#3: Use the Movement to your Advantage
In photography movement is only your enemy if you don’t know how to take advantage of it. When you’re in a fast moving train, you can take that speed and play with it with slower shutter speeds. You can do fun things like creating a motion blur for outside the train windows to make the world look like it’s flying by. You can also, if given the opportunity, get your camera outside the train window and shoot a still looking train with motion on the side. On this trip, I also shot the train tracks this way. Motion is your friend, so take advantage of it.
#4: Focus on the Details
It’s easy to look out the window of a train and want to capture it all. However, you need to also try to capture the smaller things out there. Otherwise, you’ll end up with just a lot of photos that look really similar. On a train ride like the VIA Rail get out a longer lens and try to pick out some of the details in the landscape like the farms, cabins, and tractors.
#5: Don’t Forget the Inside of the Train
You could easily just sit staring out your window all day shooting out at the world beyond, but part of photography is capturing the whole pictures. Of course, that includes taking photos inside the train as well. In tight spaces like trains, I like to pull out a really wide angle lens like the 10-20mm Sigma (16-35mm instead for full frame) and give a nice full view of life in the train. Capture things like your suite, the dining car, the viewing areas, etc.
No matter what kind of photography you’re doing stabilization is so important. Whether you’re doing travel photography in Iceland or whether you’re taking photos on Safari in South Africa, you need to keep your camera still to get the highest quality photos. On trains, it’s as important as anywhere as the vehicle is always bumping around and shaking too. Personally, I like to use a monopod well shooting in trains. A monopod is great because it gives you added stability, but still lets you be completely mobile. I also like that in the tight spaces of the train it doesn’t get in the way of other passengers. I used my 3 Legged Thing Brian tripod and pulled off the detachable monopod for most of the trip.

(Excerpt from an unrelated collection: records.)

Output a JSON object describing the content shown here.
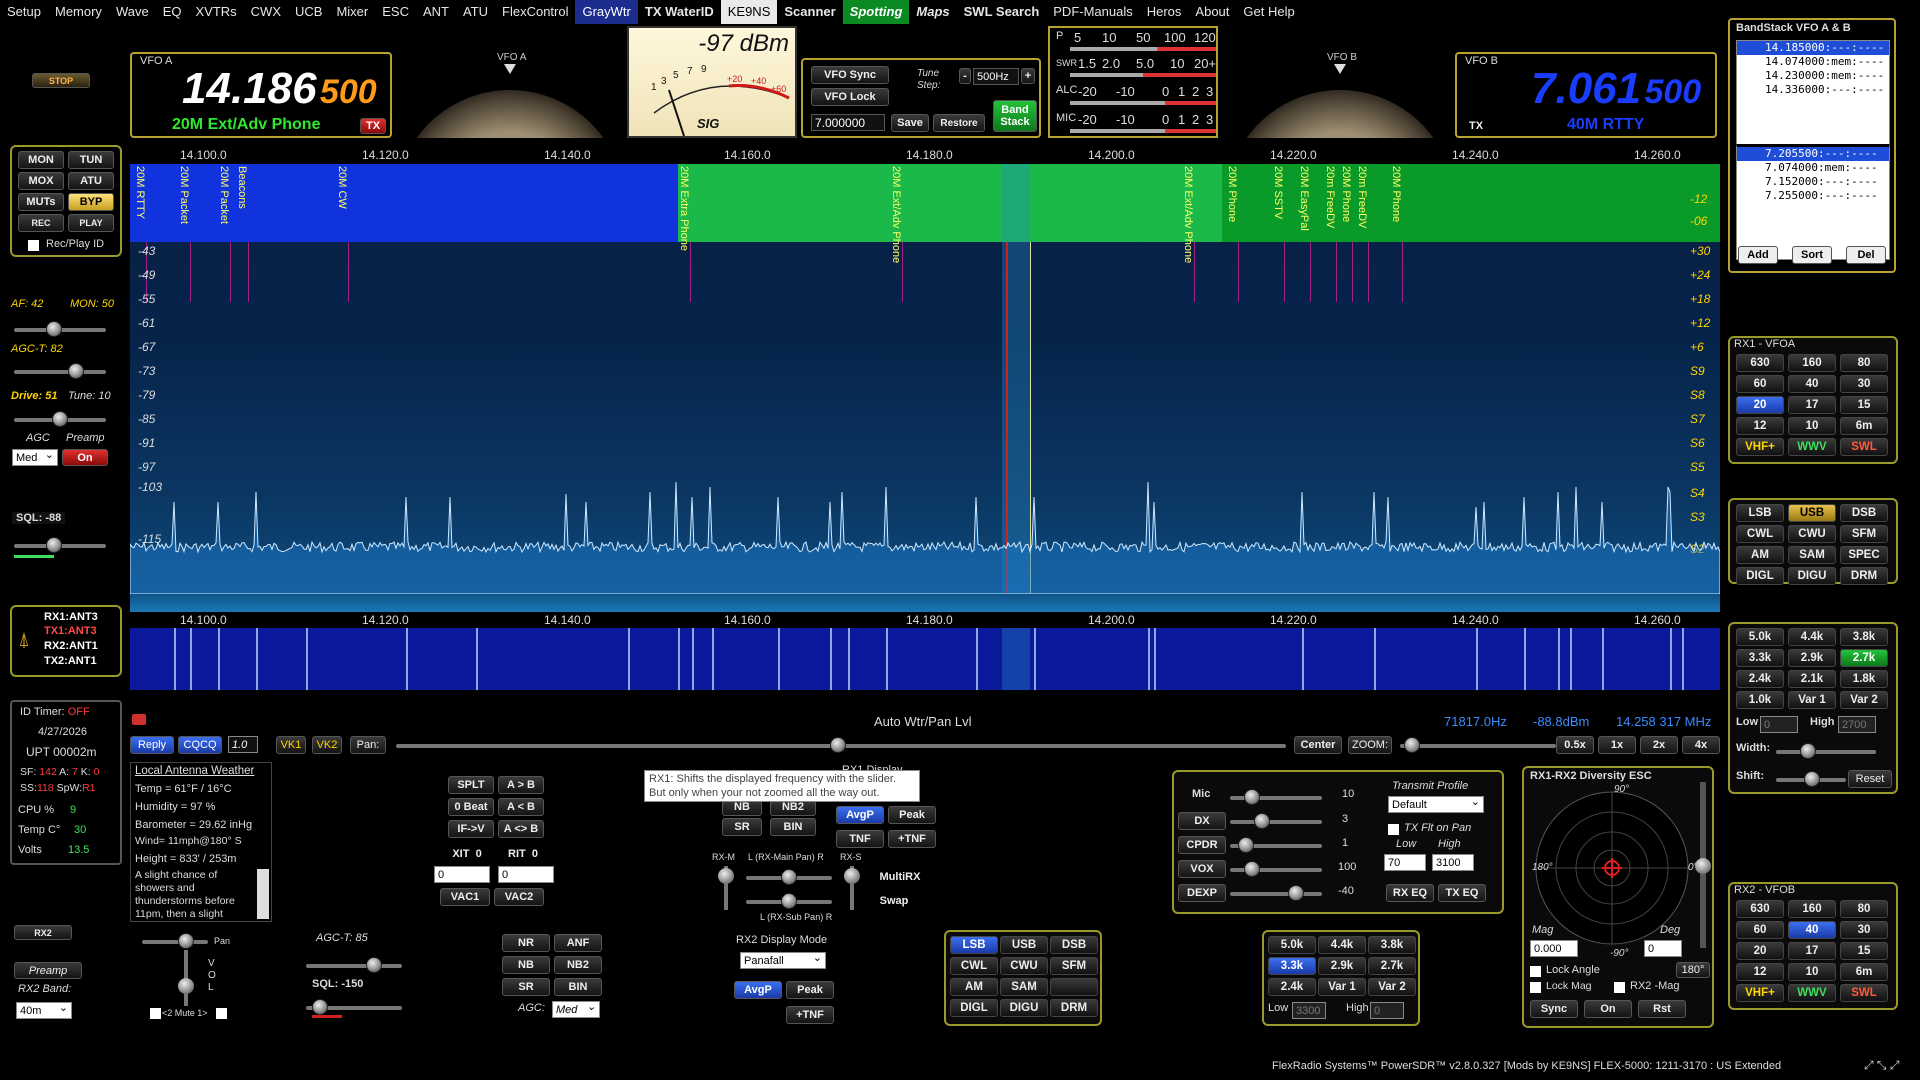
{
  "menu": [
    "Setup",
    "Memory",
    "Wave",
    "EQ",
    "XVTRs",
    "CWX",
    "UCB",
    "Mixer",
    "ESC",
    "ANT",
    "ATU",
    "FlexControl",
    "GrayWtr",
    "TX WaterID",
    "KE9NS",
    "Scanner",
    "Spotting",
    "Maps",
    "SWL Search",
    "PDF-Manuals",
    "Heros",
    "About",
    "Get Help"
  ],
  "stop_label": "STOP",
  "vfoa": {
    "title": "VFO A",
    "freq_main": "14.186",
    "freq_sub": "500",
    "band_text": "20M Ext/Adv Phone",
    "tx_badge": "TX"
  },
  "vfob": {
    "title": "VFO B",
    "freq_main": "7.061",
    "freq_sub": "500",
    "band_text": "40M RTTY",
    "tx_badge": "TX"
  },
  "dial_a_label": "VFO A",
  "dial_b_label": "VFO B",
  "meter": {
    "reading": "-97 dBm",
    "sig_label": "SIG",
    "scale": [
      "1",
      "3",
      "5",
      "7",
      "9",
      "+20",
      "+40",
      "+60"
    ]
  },
  "vfo_controls": {
    "sync": "VFO Sync",
    "lock": "VFO Lock",
    "tune_step_label": "Tune Step:",
    "tune_step_value": "500Hz",
    "minus": "-",
    "plus": "+",
    "freq_value": "7.000000",
    "save": "Save",
    "restore": "Restore",
    "band_stack": "Band Stack"
  },
  "tx_meters": {
    "p": {
      "label": "P",
      "ticks": [
        "5",
        "10",
        "50",
        "100",
        "120"
      ]
    },
    "swr": {
      "label": "SWR",
      "ticks": [
        "1.5",
        "2.0",
        "5.0",
        "10",
        "20+"
      ]
    },
    "alc": {
      "label": "ALC",
      "ticks": [
        "-20",
        "-10",
        "0",
        "1",
        "2",
        "3"
      ]
    },
    "mic": {
      "label": "MIC",
      "ticks": [
        "-20",
        "-10",
        "0",
        "1",
        "2",
        "3"
      ]
    }
  },
  "left_buttons": {
    "mon": "MON",
    "tun": "TUN",
    "mox": "MOX",
    "atu": "ATU",
    "muts": "MUTs",
    "byp": "BYP",
    "rec": "REC",
    "play": "PLAY",
    "recplay_id": "Rec/Play ID"
  },
  "left_levels": {
    "af": "AF: 42",
    "mon": "MON: 50",
    "agct": "AGC-T: 82",
    "drive": "Drive: 51",
    "tune": "Tune: 10",
    "agc": "AGC",
    "preamp": "Preamp",
    "agc_value": "Med",
    "preamp_value": "On",
    "sql": "SQL: -88"
  },
  "antenna": {
    "rx1": "RX1:ANT3",
    "tx1": "TX1:ANT3",
    "rx2": "RX2:ANT1",
    "tx2": "TX2:ANT1"
  },
  "info": {
    "id_timer": "ID Timer:",
    "id_timer_val": "OFF",
    "date": "4/27/2026",
    "upt": "UPT  00002m",
    "sf": "SF: ",
    "sf_val": "142",
    "a": " A: ",
    "a_val": "7",
    "k": " K: ",
    "k_val": "0",
    "ss": "SS:",
    "ss_val": "118",
    "spw": " SpW:",
    "spw_val": "R1",
    "cpu": "CPU %",
    "cpu_val": "9",
    "temp": "Temp C°",
    "temp_val": "30",
    "volts": "Volts",
    "volts_val": "13.5"
  },
  "rx2_left": {
    "rx2": "RX2",
    "preamp": "Preamp",
    "band_label": "RX2 Band:",
    "band_value": "40m"
  },
  "pan_freqs": [
    "14.100.0",
    "14.120.0",
    "14.140.0",
    "14.160.0",
    "14.180.0",
    "14.200.0",
    "14.220.0",
    "14.240.0",
    "14.260.0"
  ],
  "pan_db_left": [
    "-43",
    "-49",
    "-55",
    "-61",
    "-67",
    "-73",
    "-79",
    "-85",
    "-91",
    "-97",
    "-103",
    "-115"
  ],
  "pan_db_right": [
    "-12",
    "-06",
    "+30",
    "+24",
    "+18",
    "+12",
    "+6",
    "S9",
    "S8",
    "S7",
    "S6",
    "S5",
    "S4",
    "S3",
    "S2"
  ],
  "bands": [
    "20M RTTY",
    "20M Packet",
    "20M Packet",
    "Beacons",
    "20M CW",
    "20M Extra Phone",
    "20M Ext/Adv Phone",
    "20M Ext/Adv Phone",
    "20M Phone",
    "20M SSTV",
    "20M EasyPal",
    "20m FreeDV",
    "20M Phone",
    "20m FreeDV",
    "20M Phone"
  ],
  "wf_freqs": [
    "14.100.0",
    "14.120.0",
    "14.140.0",
    "14.160.0",
    "14.180.0",
    "14.200.0",
    "14.220.0",
    "14.240.0",
    "14.260.0"
  ],
  "lower_bar": {
    "auto_label": "Auto Wtr/Pan Lvl",
    "hz": "71817.0Hz",
    "dbm": "-88.8dBm",
    "mhz": "14.258 317 MHz",
    "reply": "Reply",
    "cqcq": "CQCQ",
    "speed": "1.0",
    "vk1": "VK1",
    "vk2": "VK2",
    "pan": "Pan:",
    "center": "Center",
    "zoom": "ZOOM:",
    "z05": "0.5x",
    "z1": "1x",
    "z2": "2x",
    "z4": "4x"
  },
  "weather": {
    "title": "Local Antenna Weather",
    "temp": "Temp = 61°F / 16°C",
    "hum": "Humidity = 97 %",
    "baro": "Barometer = 29.62 inHg",
    "wind": "Wind= 11mph@180° S",
    "height": "Height = 833' / 253m",
    "forecast": "A slight chance of showers and thunderstorms before 11pm, then a slight"
  },
  "rx1_mid": {
    "splt": "SPLT",
    "atob": "A > B",
    "zbeat": "0 Beat",
    "btoa": "A < B",
    "ifv": "IF->V",
    "aswap": "A <> B",
    "xit": "XIT",
    "xit_v": "0",
    "rit": "RIT",
    "rit_v": "0",
    "xit_in": "0",
    "rit_in": "0",
    "vac1": "VAC1",
    "vac2": "VAC2"
  },
  "tooltip": "RX1: Shifts the displayed frequency with the slider. But only when your not zoomed all the way out.",
  "rx1display": "RX1 Display",
  "dsp1": {
    "nb": "NB",
    "nb2": "NB2",
    "sr": "SR",
    "bin": "BIN",
    "avgp": "AvgP",
    "peak": "Peak",
    "tnf": "TNF",
    "ptnf": "+TNF",
    "multirx": "MultiRX",
    "swap": "Swap",
    "rxm": "RX-M",
    "rxs": "RX-S",
    "lmain": "L (RX-Main Pan) R",
    "lsub": "L (RX-Sub Pan) R"
  },
  "rx2_lower": {
    "pan": "Pan",
    "vol": "V\nO\nL",
    "mute": "<2 Mute 1>",
    "agct": "AGC-T:  85",
    "sql": "SQL:  -150",
    "nr": "NR",
    "anf": "ANF",
    "nb": "NB",
    "nb2": "NB2",
    "sr": "SR",
    "bin": "BIN",
    "agc": "AGC:",
    "agc_value": "Med"
  },
  "rx2_display": {
    "label": "RX2 Display Mode",
    "value": "Panafall",
    "avgp": "AvgP",
    "peak": "Peak",
    "tnf": "+TNF"
  },
  "mode_panel2": [
    "LSB",
    "USB",
    "DSB",
    "CWL",
    "CWU",
    "SFM",
    "AM",
    "SAM",
    "",
    "DIGL",
    "DIGU",
    "DRM"
  ],
  "tx_panel": {
    "mic": "Mic",
    "mic_v": "10",
    "dx": "DX",
    "dx_v": "3",
    "cpdr": "CPDR",
    "cpdr_v": "1",
    "vox": "VOX",
    "vox_v": "100",
    "dexp": "DEXP",
    "dexp_v": "-40",
    "profile_label": "Transmit Profile",
    "profile_value": "Default",
    "flt_label": "TX Flt on Pan",
    "low": "Low",
    "high": "High",
    "low_v": "70",
    "high_v": "3100",
    "rxeq": "RX EQ",
    "txeq": "TX EQ"
  },
  "filt2": [
    "5.0k",
    "4.4k",
    "3.8k",
    "3.3k",
    "2.9k",
    "2.7k",
    "2.4k",
    "Var 1",
    "Var 2"
  ],
  "filt2_low": "Low",
  "filt2_high": "High",
  "filt2_low_v": "3300",
  "filt2_high_v": "0",
  "diversity": {
    "title": "RX1-RX2 Diversity ESC",
    "d90": "90°",
    "d180": "180°",
    "d0": "0°",
    "dm90": "-90°",
    "mag": "Mag",
    "deg": "Deg",
    "mag_v": "0.000",
    "deg_v": "0",
    "angle180": "180°",
    "lock_angle": "Lock Angle",
    "lock_mag": "Lock Mag",
    "rx2mag": "RX2 -Mag",
    "sync": "Sync",
    "on": "On",
    "rst": "Rst"
  },
  "bandstack": {
    "title": "BandStack VFO A & B",
    "a": [
      "14.185000:---:----",
      "14.074000:mem:----",
      "14.230000:mem:----",
      "14.336000:---:----"
    ],
    "b": [
      "7.205500:---:----",
      "7.074000:mem:----",
      "7.152000:---:----",
      "7.255000:---:----"
    ],
    "add": "Add",
    "sort": "Sort",
    "del": "Del"
  },
  "rx1_bands": {
    "title": "RX1 - VFOA",
    "items": [
      "630",
      "160",
      "80",
      "60",
      "40",
      "30",
      "20",
      "17",
      "15",
      "12",
      "10",
      "6m",
      "VHF+",
      "WWV",
      "SWL"
    ]
  },
  "modes": [
    "LSB",
    "USB",
    "DSB",
    "CWL",
    "CWU",
    "SFM",
    "AM",
    "SAM",
    "SPEC",
    "DIGL",
    "DIGU",
    "DRM"
  ],
  "filters": [
    "5.0k",
    "4.4k",
    "3.8k",
    "3.3k",
    "2.9k",
    "2.7k",
    "2.4k",
    "2.1k",
    "1.8k",
    "1.0k",
    "Var 1",
    "Var 2"
  ],
  "filter_extra": {
    "low": "Low",
    "low_v": "0",
    "high": "High",
    "high_v": "2700",
    "width": "Width:",
    "shift": "Shift:",
    "reset": "Reset"
  },
  "rx2_bands": {
    "title": "RX2 - VFOB",
    "items": [
      "630",
      "160",
      "80",
      "60",
      "40",
      "30",
      "20",
      "17",
      "15",
      "12",
      "10",
      "6m",
      "VHF+",
      "WWV",
      "SWL"
    ]
  },
  "status": "FlexRadio Systems™  PowerSDR™ v2.8.0.327  [Mods by KE9NS]  FLEX-5000: 1211-3170 : US Extended"
}
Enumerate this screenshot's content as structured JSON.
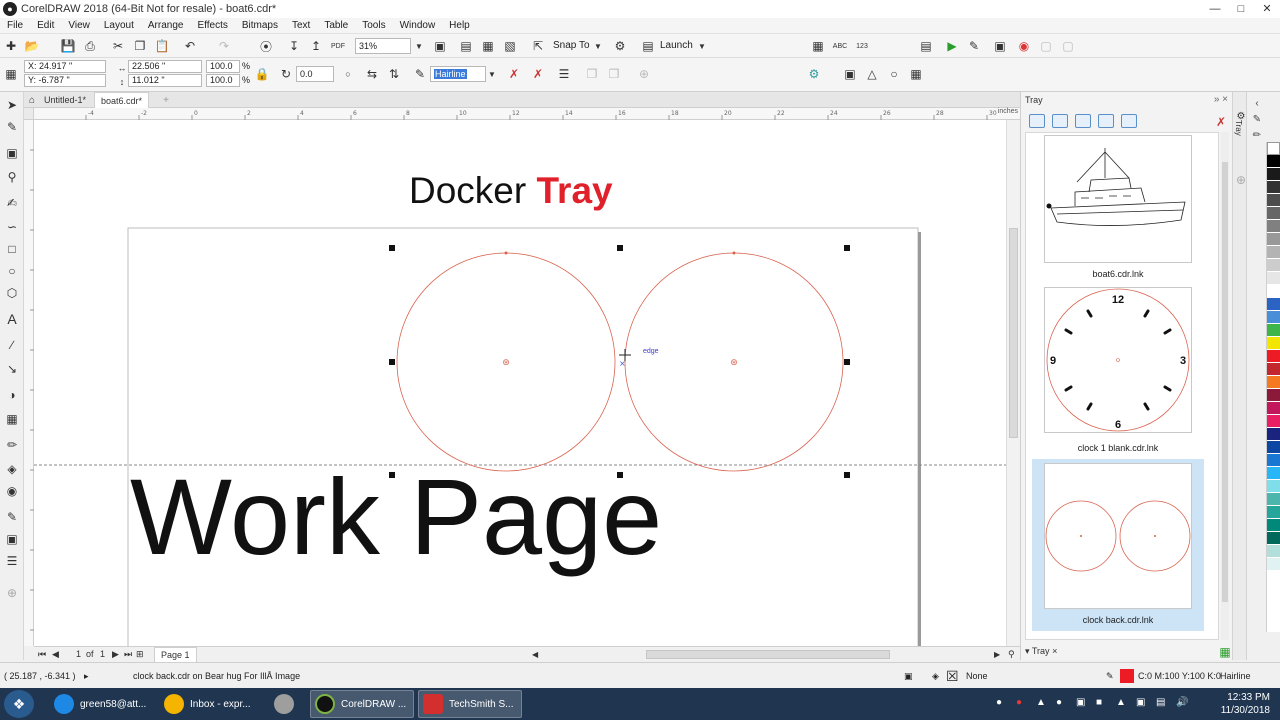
{
  "window": {
    "title": "CorelDRAW 2018 (64-Bit Not for resale) - boat6.cdr*",
    "min": "—",
    "max": "□",
    "close": "✕"
  },
  "menu": [
    "File",
    "Edit",
    "View",
    "Layout",
    "Arrange",
    "Effects",
    "Bitmaps",
    "Text",
    "Table",
    "Tools",
    "Window",
    "Help"
  ],
  "standard_toolbar": {
    "zoom": "31%",
    "snap_to": "Snap To",
    "launch": "Launch"
  },
  "property_bar": {
    "x": "X: 24.917 \"",
    "y": "Y: -6.787 \"",
    "width": "22.506 \"",
    "height": "11.012 \"",
    "scale_w": "100.0",
    "scale_h": "100.0",
    "percent": "%",
    "rotation": "0.0",
    "outline_width": "Hairline"
  },
  "document_tabs": [
    {
      "label": "Untitled-1*"
    },
    {
      "label": "boat6.cdr*"
    }
  ],
  "ruler": {
    "unit": "inches",
    "ticks": [
      "-4",
      "-2",
      "0",
      "2",
      "4",
      "6",
      "8",
      "10",
      "12",
      "14",
      "16",
      "18",
      "20",
      "22",
      "24",
      "26",
      "28",
      "30",
      "32",
      "34",
      "36"
    ]
  },
  "canvas": {
    "heading_black": "Docker",
    "heading_red": "Tray",
    "big_text": "Work Page",
    "snap_label": "edge"
  },
  "page_nav": {
    "current": "1",
    "of": "of",
    "total": "1",
    "page_tab": "Page 1"
  },
  "status": {
    "coords": "( 25.187 , -6.341 )",
    "message": "clock back.cdr on Bear hug For IllÅ Image",
    "fill_label": "None",
    "outline_color": "C:0 M:100 Y:100 K:0",
    "outline_width": "Hairline"
  },
  "docker": {
    "title": "Tray",
    "tab_label": "Tray",
    "side_tab": "Tray",
    "items": [
      {
        "caption": "boat6.cdr.lnk"
      },
      {
        "caption": "clock 1 blank.cdr.lnk",
        "clock_numbers": [
          "12",
          "3",
          "6",
          "9"
        ]
      },
      {
        "caption": "clock back.cdr.lnk"
      }
    ]
  },
  "palette_colors": [
    "#ffffff",
    "#000000",
    "#1a1a1a",
    "#333333",
    "#4d4d4d",
    "#666666",
    "#808080",
    "#999999",
    "#b3b3b3",
    "#cccccc",
    "#e6e6e6",
    "#ffffff",
    "#2b63c4",
    "#4a8ed8",
    "#3db54a",
    "#f2e600",
    "#ed1c24",
    "#c1272d",
    "#f47920",
    "#8b1a3a",
    "#c2185b",
    "#e91e63",
    "#1a237e",
    "#0d47a1",
    "#1976d2",
    "#29b6f6",
    "#80deea",
    "#4db6ac",
    "#26a69a",
    "#00897b",
    "#00695c",
    "#b2dfdb",
    "#e0f2f1"
  ],
  "taskbar": {
    "tasks": [
      {
        "label": "green58@att...",
        "color": "#1e88e5"
      },
      {
        "label": "Inbox - expr...",
        "color": "#f4b400"
      },
      {
        "label": "",
        "color": "#9e9e9e"
      },
      {
        "label": "CorelDRAW ...",
        "color": "#111111"
      },
      {
        "label": "TechSmith S...",
        "color": "#d32f2f"
      }
    ],
    "time": "12:33 PM",
    "date": "11/30/2018"
  }
}
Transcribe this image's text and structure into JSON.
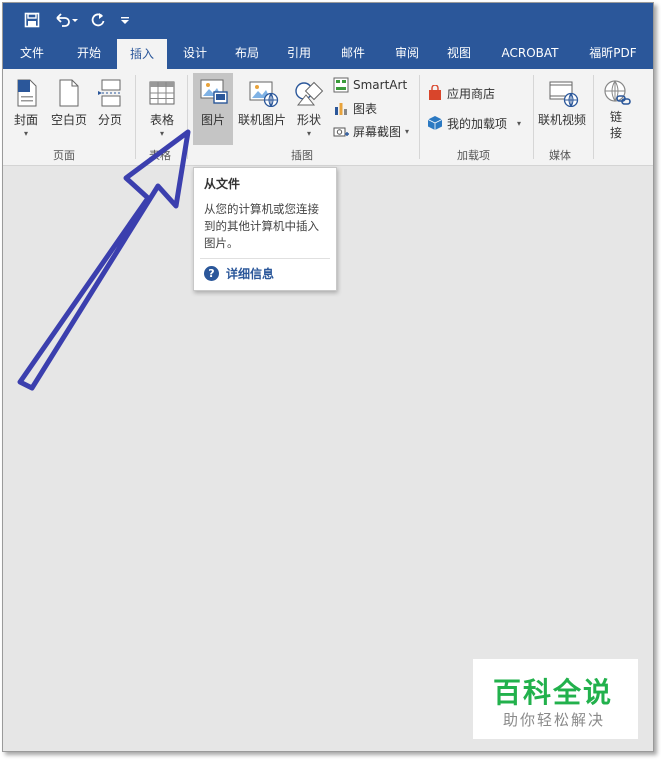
{
  "quick_access": {
    "save_icon": "save-icon",
    "undo_icon": "undo-icon",
    "redo_icon": "redo-icon",
    "customize_icon": "customize-icon"
  },
  "tabs": [
    {
      "label": "文件"
    },
    {
      "label": "开始"
    },
    {
      "label": "插入",
      "active": true
    },
    {
      "label": "设计"
    },
    {
      "label": "布局"
    },
    {
      "label": "引用"
    },
    {
      "label": "邮件"
    },
    {
      "label": "审阅"
    },
    {
      "label": "视图"
    },
    {
      "label": "ACROBAT"
    },
    {
      "label": "福昕PDF"
    }
  ],
  "ribbon": {
    "pages_group": {
      "label": "页面",
      "cover": "封面",
      "blank_page": "空白页",
      "page_break": "分页"
    },
    "table_group": {
      "label": "表格",
      "table": "表格"
    },
    "illustrations_group": {
      "label": "插图",
      "pictures": "图片",
      "online_pictures": "联机图片",
      "shapes": "形状",
      "smartart": "SmartArt",
      "chart": "图表",
      "screenshot": "屏幕截图"
    },
    "addins_group": {
      "label": "加载项",
      "store": "应用商店",
      "my_addins": "我的加载项"
    },
    "media_group": {
      "label": "媒体",
      "online_video": "联机视频"
    },
    "links_group": {
      "link": "链接"
    }
  },
  "tooltip": {
    "title": "从文件",
    "body": "从您的计算机或您连接到的其他计算机中插入图片。",
    "help": "详细信息"
  },
  "watermark": {
    "main": "百科全说",
    "sub": "助你轻松解决"
  },
  "colors": {
    "accent": "#2b579a",
    "arrow": "#3b3fae",
    "watermark_green": "#22b14c"
  }
}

#7: Get Out of the Train Whenever Possible
When trains like the VIA Rail stop, you should be getting out. Even if it’s just a 5-10 minute stop, jump off the train and do some shooting. It’s the best way to broaden the variety of your images from the journey. Capture the staff helping passengers, capture the train itself, and capture the little towns you stop in. Jumping off the train for a couple minutes isn’t just good for your images either, it’s probably nice to grab a breathe of fresh air anyways.
#8: Don’t Forget the People
We can easily get so focused on the landscapes, scenery, and train itself that we forget about the human element involved in a train journey. And, yes, I know it’s a bit difficult to take photos of people for some. However, without capturing the people on the train, your journey’s images are incomplete. Muster up some courage and ask people if you’d be able to take their photo. Grab the staff, the conductor, and the passengers. Hell, bust out and grab a selfie.
#9 Join a Travel Photography Workshop?
If you’re keen to get better at photography but also have an awesome travel experience, you should join one of my travel photography tours out in the world. I go to some really incredible places – many of which have train journeys – and we have a lot of fun with our photography no matter where in the world we end up.
I’m now in Western Canada for a while. I’ve got a couple really cool projects coming up from here in Alberta. I’ve also got a bunch of gear reviews and more tips and tutorials. Stay tuned and subscribed.